» Work to complete
Scan the data, and whenever a line contains "desc", copy it.

» Input for this task
────

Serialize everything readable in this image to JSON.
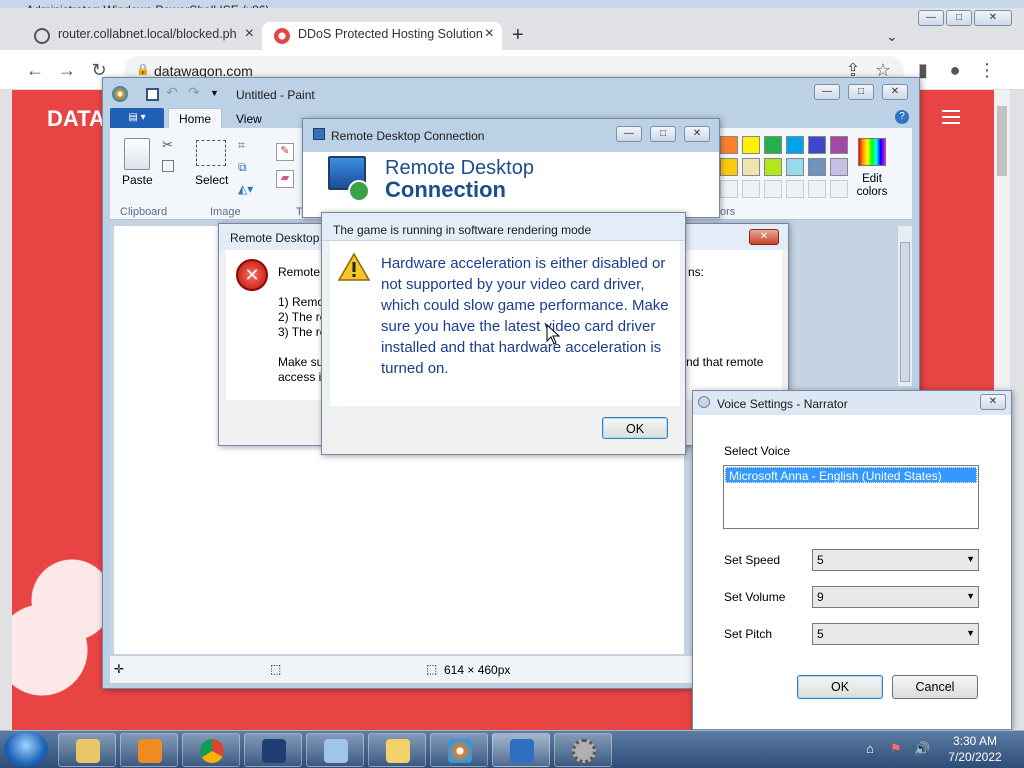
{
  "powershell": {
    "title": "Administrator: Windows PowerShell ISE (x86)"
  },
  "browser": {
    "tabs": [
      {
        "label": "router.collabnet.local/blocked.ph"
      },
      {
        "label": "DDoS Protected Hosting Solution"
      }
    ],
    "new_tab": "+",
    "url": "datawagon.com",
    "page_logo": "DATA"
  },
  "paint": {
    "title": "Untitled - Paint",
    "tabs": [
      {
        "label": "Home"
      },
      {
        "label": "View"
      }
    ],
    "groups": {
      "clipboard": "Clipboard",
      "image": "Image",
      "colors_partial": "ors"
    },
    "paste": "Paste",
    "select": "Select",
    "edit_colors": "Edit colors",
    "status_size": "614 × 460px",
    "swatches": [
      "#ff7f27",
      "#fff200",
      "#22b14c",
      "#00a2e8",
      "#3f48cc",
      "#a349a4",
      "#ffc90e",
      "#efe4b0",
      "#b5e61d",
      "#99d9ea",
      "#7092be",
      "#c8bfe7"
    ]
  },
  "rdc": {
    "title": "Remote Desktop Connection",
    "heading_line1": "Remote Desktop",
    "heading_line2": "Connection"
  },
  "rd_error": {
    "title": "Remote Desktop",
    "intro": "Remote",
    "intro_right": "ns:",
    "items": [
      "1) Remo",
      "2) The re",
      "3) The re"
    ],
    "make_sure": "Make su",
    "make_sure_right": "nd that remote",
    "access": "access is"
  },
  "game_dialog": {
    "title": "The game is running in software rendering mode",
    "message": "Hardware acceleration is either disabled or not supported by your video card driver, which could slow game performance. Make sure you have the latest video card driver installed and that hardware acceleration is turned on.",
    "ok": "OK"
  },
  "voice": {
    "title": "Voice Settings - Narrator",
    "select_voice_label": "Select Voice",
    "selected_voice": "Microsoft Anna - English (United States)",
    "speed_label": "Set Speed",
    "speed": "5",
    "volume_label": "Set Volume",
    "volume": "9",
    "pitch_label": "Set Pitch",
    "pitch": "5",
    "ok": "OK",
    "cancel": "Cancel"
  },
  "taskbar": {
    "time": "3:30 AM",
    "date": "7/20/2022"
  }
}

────

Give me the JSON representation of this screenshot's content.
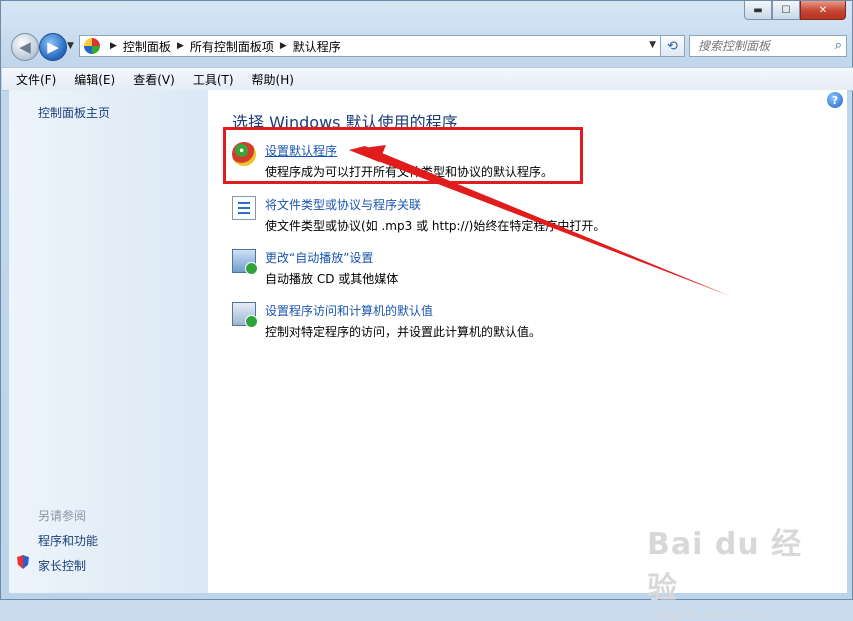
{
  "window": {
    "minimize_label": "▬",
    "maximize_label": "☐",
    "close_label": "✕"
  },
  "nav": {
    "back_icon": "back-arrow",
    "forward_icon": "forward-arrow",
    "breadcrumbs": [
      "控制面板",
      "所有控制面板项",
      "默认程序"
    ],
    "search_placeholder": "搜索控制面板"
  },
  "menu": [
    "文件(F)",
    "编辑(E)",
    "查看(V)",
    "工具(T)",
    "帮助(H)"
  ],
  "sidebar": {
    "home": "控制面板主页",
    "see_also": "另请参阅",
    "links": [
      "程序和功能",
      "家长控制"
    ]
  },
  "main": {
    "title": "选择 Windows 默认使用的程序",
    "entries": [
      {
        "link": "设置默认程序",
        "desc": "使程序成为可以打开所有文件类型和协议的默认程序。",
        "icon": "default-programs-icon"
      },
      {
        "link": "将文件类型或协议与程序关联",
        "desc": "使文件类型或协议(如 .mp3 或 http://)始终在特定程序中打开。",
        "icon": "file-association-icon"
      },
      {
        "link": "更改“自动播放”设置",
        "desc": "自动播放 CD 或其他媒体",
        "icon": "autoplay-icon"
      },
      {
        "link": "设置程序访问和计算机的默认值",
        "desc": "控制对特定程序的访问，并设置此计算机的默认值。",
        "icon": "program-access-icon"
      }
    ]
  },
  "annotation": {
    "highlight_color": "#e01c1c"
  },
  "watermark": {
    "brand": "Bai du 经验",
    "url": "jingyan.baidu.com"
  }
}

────

» Exercise result
        "desc": "使程序成为可以打开所有文件类型和协议的默认程序。",
        "desc": "使文件类型或协议(如 .mp3 或 http://)始终在特定程序中打开。",
        "desc": "自动播放 CD 或其他媒体",
        "desc": "控制对特定程序的访问，并设置此计算机的默认值。",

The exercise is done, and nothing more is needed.